After a long pause, Berkeley students have returned to San Quentin to teach incarcerated students to read, write and solve math problems, working side-by-side with the assistance of San Quentin instructors.
Spring of 2023 marks the return of the Teach in Prison program, which the pandemic had shut down in 2020. TIP has brought hope to many incarcerated students who feel helpless in their journeys at the desks of a classroom.
“I decided to work at San Quentin because a lot of times incarcerated students are ostracized and left out of conversations surrounding education, even though they also deserve equal access to education,” said Sarai, a tutor and Berkeley student. Sarai said she believes that stakes seem higher for incarcerated students whose performance on tests and in school can drastically affect their entire experience inside the prison.
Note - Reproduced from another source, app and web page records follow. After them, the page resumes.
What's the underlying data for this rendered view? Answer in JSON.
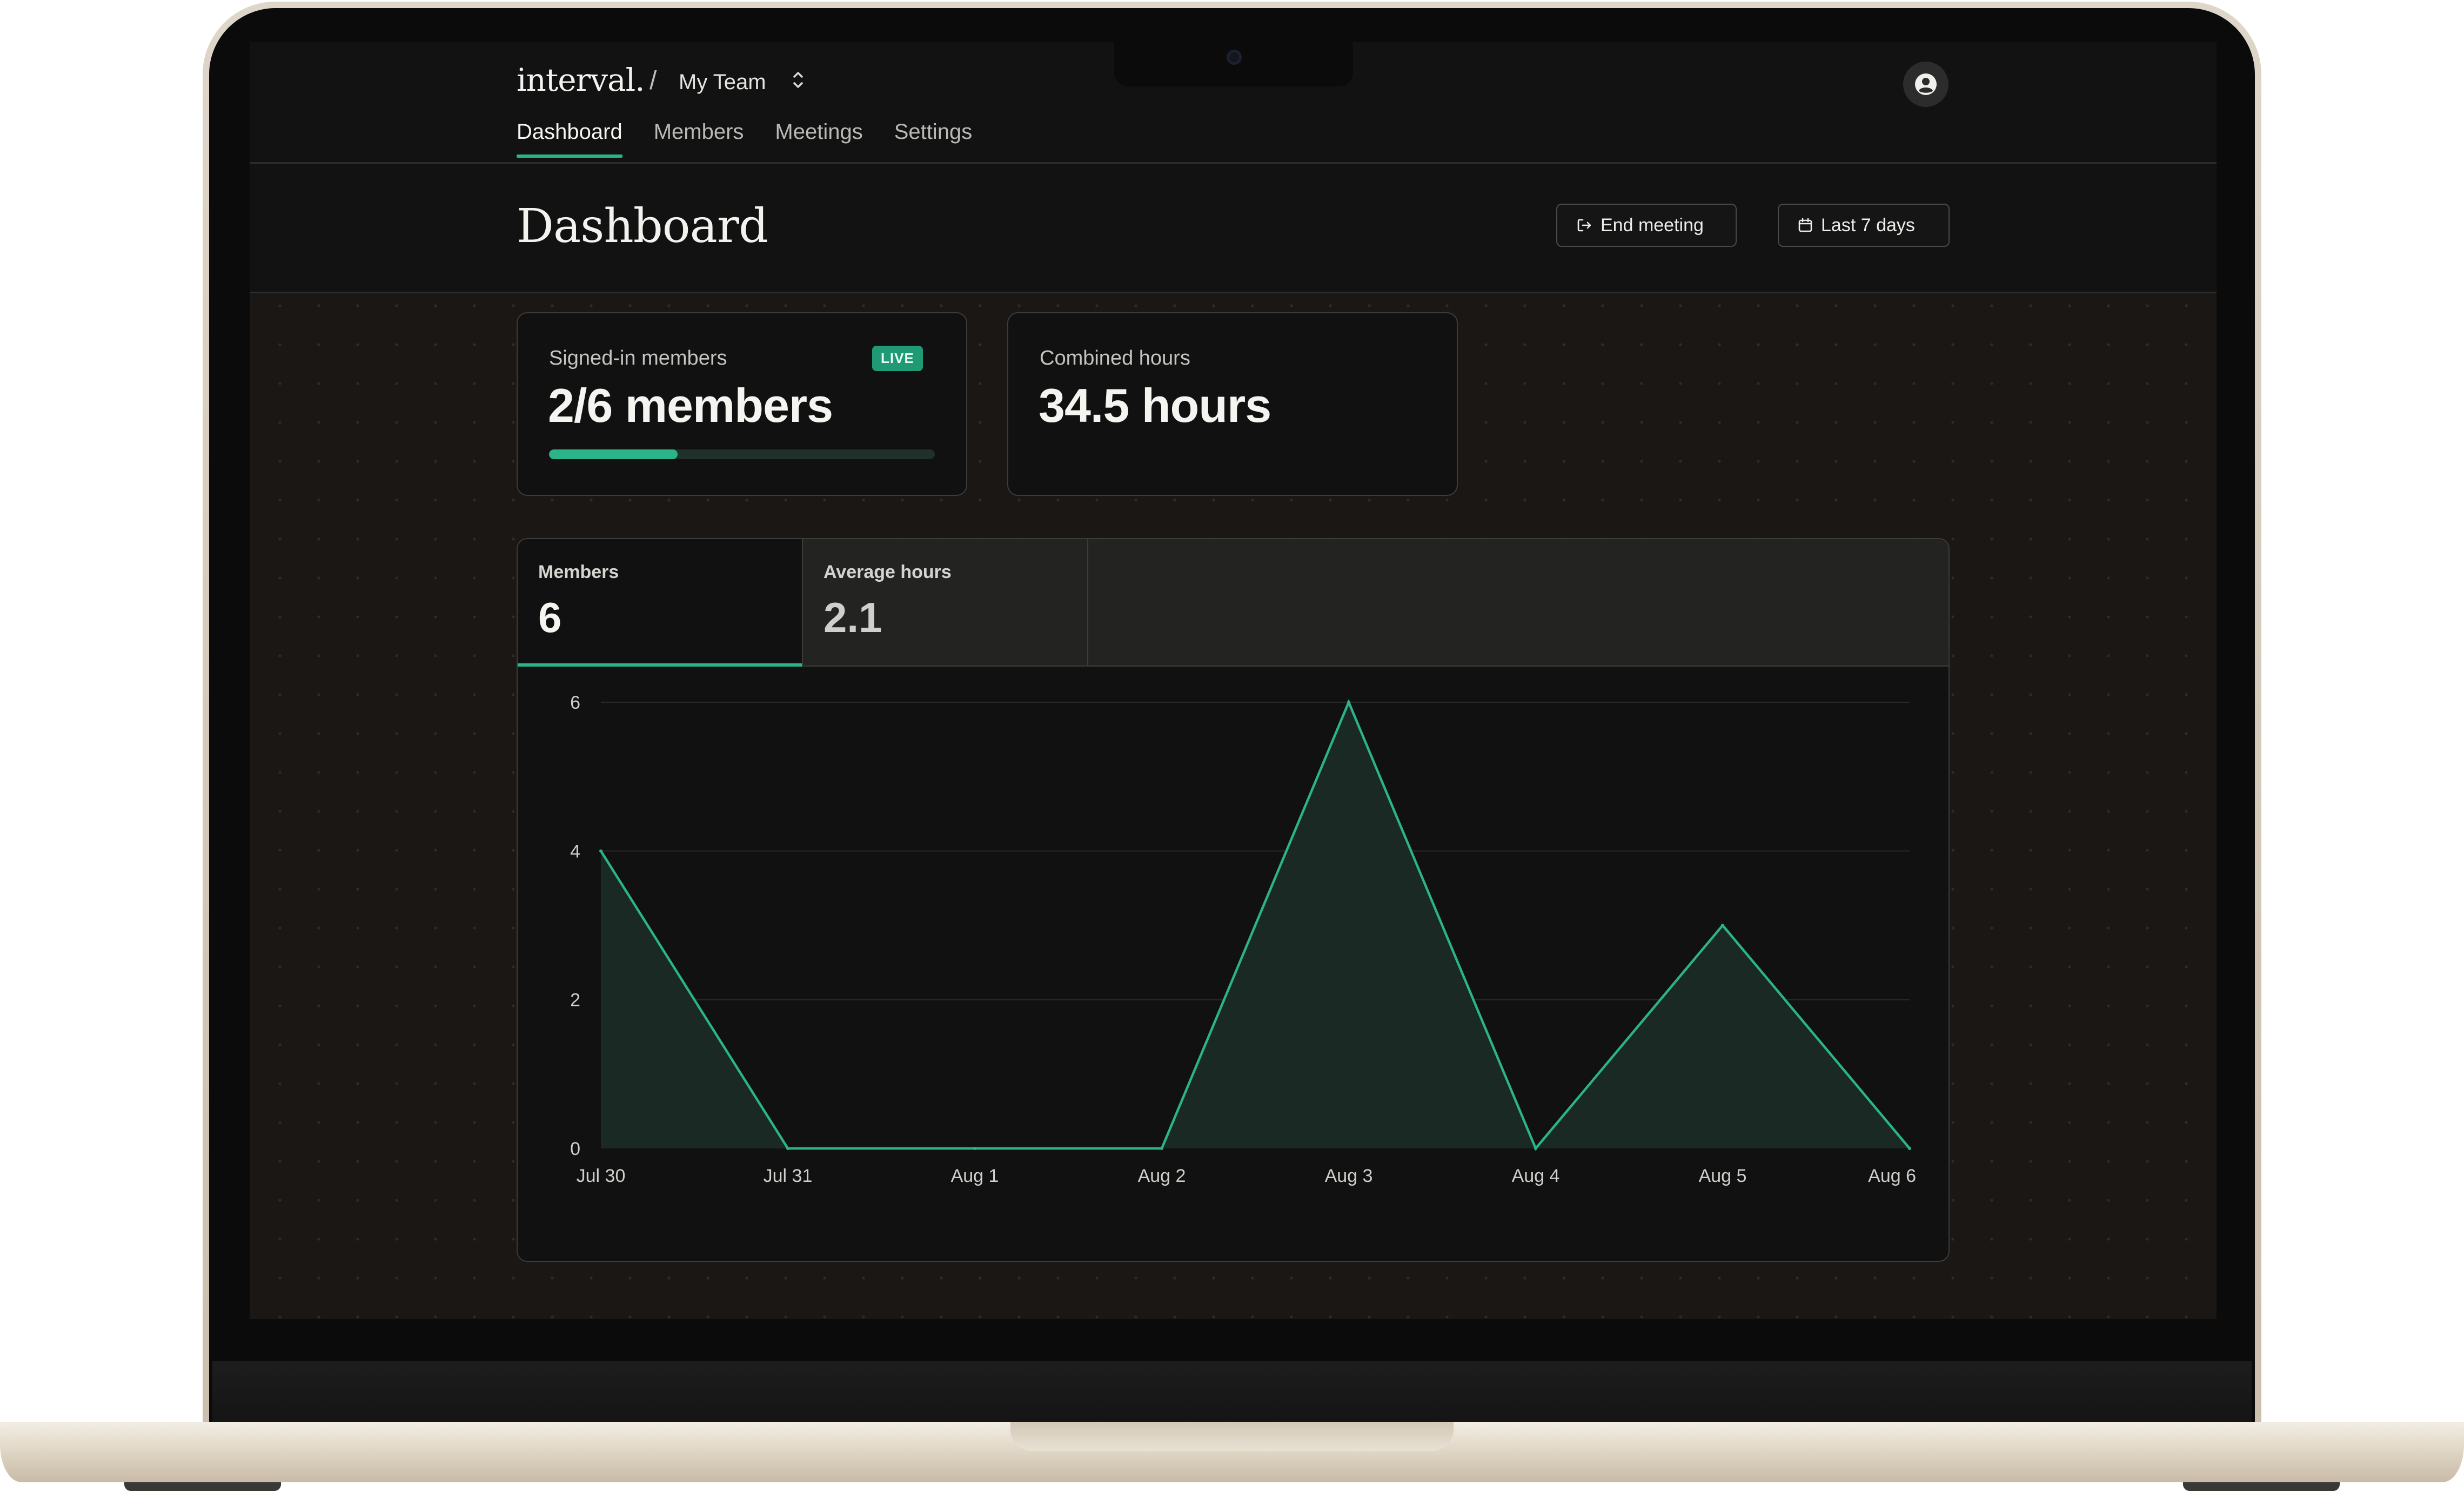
{
  "app": {
    "logo": "interval.",
    "team_separator": "/",
    "team_name": "My Team"
  },
  "nav": {
    "items": [
      {
        "label": "Dashboard",
        "active": true
      },
      {
        "label": "Members",
        "active": false
      },
      {
        "label": "Meetings",
        "active": false
      },
      {
        "label": "Settings",
        "active": false
      }
    ]
  },
  "header": {
    "title": "Dashboard",
    "end_meeting_label": "End meeting",
    "date_range_label": "Last 7 days"
  },
  "stats": {
    "signed_in": {
      "label": "Signed-in members",
      "badge": "LIVE",
      "value": "2/6 members",
      "progress_fraction": 0.333
    },
    "combined": {
      "label": "Combined hours",
      "value": "34.5 hours"
    }
  },
  "tabs": [
    {
      "label": "Members",
      "value": "6",
      "active": true
    },
    {
      "label": "Average hours",
      "value": "2.1",
      "active": false
    }
  ],
  "icons": {
    "team_switcher": "chevron-up-down-icon",
    "avatar": "user-circle-icon",
    "end_meeting": "sign-out-icon",
    "date_range": "calendar-icon"
  },
  "colors": {
    "accent": "#2bb38a",
    "badge": "#1f9a74",
    "area_fill": "#1a2924"
  },
  "chart_data": {
    "type": "area",
    "categories": [
      "Jul 30",
      "Jul 31",
      "Aug 1",
      "Aug 2",
      "Aug 3",
      "Aug 4",
      "Aug 5",
      "Aug 6"
    ],
    "series": [
      {
        "values": [
          4,
          0,
          0,
          0,
          6,
          0,
          3,
          0
        ]
      }
    ],
    "yticks": [
      0,
      2,
      4,
      6
    ],
    "ylim": [
      0,
      6
    ],
    "grid": true,
    "legend": "none"
  }
}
According to San Quentin’s education department, TIP began in 2000 at UC Berkeley in cooperation with the San Quentin warden’s office and the Robert E. Burton Adult School. As a “Democratic Education at Cal” program, TIP belongs to a “collective of student-run courses at UC Berkeley where students create and facilitate classes on a variety of subjects, many of which are not addressed in the traditional curriculum,” a school statement said.
The program has changed the lives of many incarcerated students who struggle academically. It has helped some students whose hearing impairments have affected their communication skills. The program has also helped students with language barriers.
Tutors like Vanessa acknowledge that the experience of tutoring incarcerated students has helped her in expanding her vocabulary in Spanish and American Sign Language. “In any tutoring session, I am there to provide some academic knowledge,” she said. “When tutoring incarcerated people, I know they will often have more to teach me about life than I could teach them about academia.”
Chris Ying now works as an officially assigned facilitator of TIP at San Quentin. He said that the program teaches him patience, especially in the presence of language barriers. It also teaches him humility by recognizing his privilege as a Berkeley student; and finally, it teaches him empathy by showing him firsthand the incarcerated students working at self-improvement.
“I learned to read better and understand academic language better,” said Juan Camargo, a San Quentin resident and student. “Being tutored gives me the confidence to explore the assignments at hand.”
For many incarcerated students who never had the chance to attend grade school in their homeland, the anxiety and fear of failure increases if they do not understand English. According to incarcerated student Moises Simon Ramirez, the Berkeley tutors have taught him to pronounce words properly, to spell and to read aloud in a class setting. Prior to TIP, he could not imagine doing any of this.
San Quentin teacher A. Stanciu said that not all of her students have reached the same level and many of them need extra support to build their confidence. Stanciu, who grew up in Romania, understands the plight of non-native English speakers. She appreciates the presence of the Berkeley tutors.
“I have definitely noticed improvement, especially an increase in self-confidence when interacting during class,” said Stanciu. “Many students are English learners who are terrified of making mistakes when speaking in front of others. Interacting with the tutors has increased my students’ language production, the use of correct grammar and increased academic vocabulary.”
According to Robert E. Burton Adult School Principal M. Wheeless, the next cycle of tutoring will commence in early September. Wheeless said that the program has the goal “to provide opportunities for the students to interact with members of the outside community in a pro-social manner to facilitate teaching and learning in our academic classrooms.”
During the spring, TIP had approximately 30 Berkeley students participating. The program expects to increase that number to 40 in September.
Tutors like Jacob recognize the many challenges that language barriers impose upon non-English speakers in classrooms. “It is not so much that people are difficult to teach, but the curriculum is not delivered with the students in mind. It’s not that the students are illiterate or can’t comprehend, it’s just that they don’t speak English,” said Jacob.
Jacob explained that one of the biggest differences between teaching incarcerated students and non-incarcerated students is that tutors keep their guard up and “don’t get overly familiar.” A fear of getting the student or the program into trouble — from something as little as getting to know the person they are tutoring — makes teaching unnecessarily stressful, he said.
TIP has not only changed the lives of the incarcerated students, but also of the incarcerated teacher’s assistants — incarcerated persons who work side by side with students and instructors.
“Nothing is as important as one’s education,” said Ethan “Dutch” Taylor, a San Quentin resident and teacher’s assistant. “For the vast majority of those incarcerated, acquiring an education is critical to their future success — or at least their future decisions will be informed ones, and they will be stripped of the crutch of ignorance.”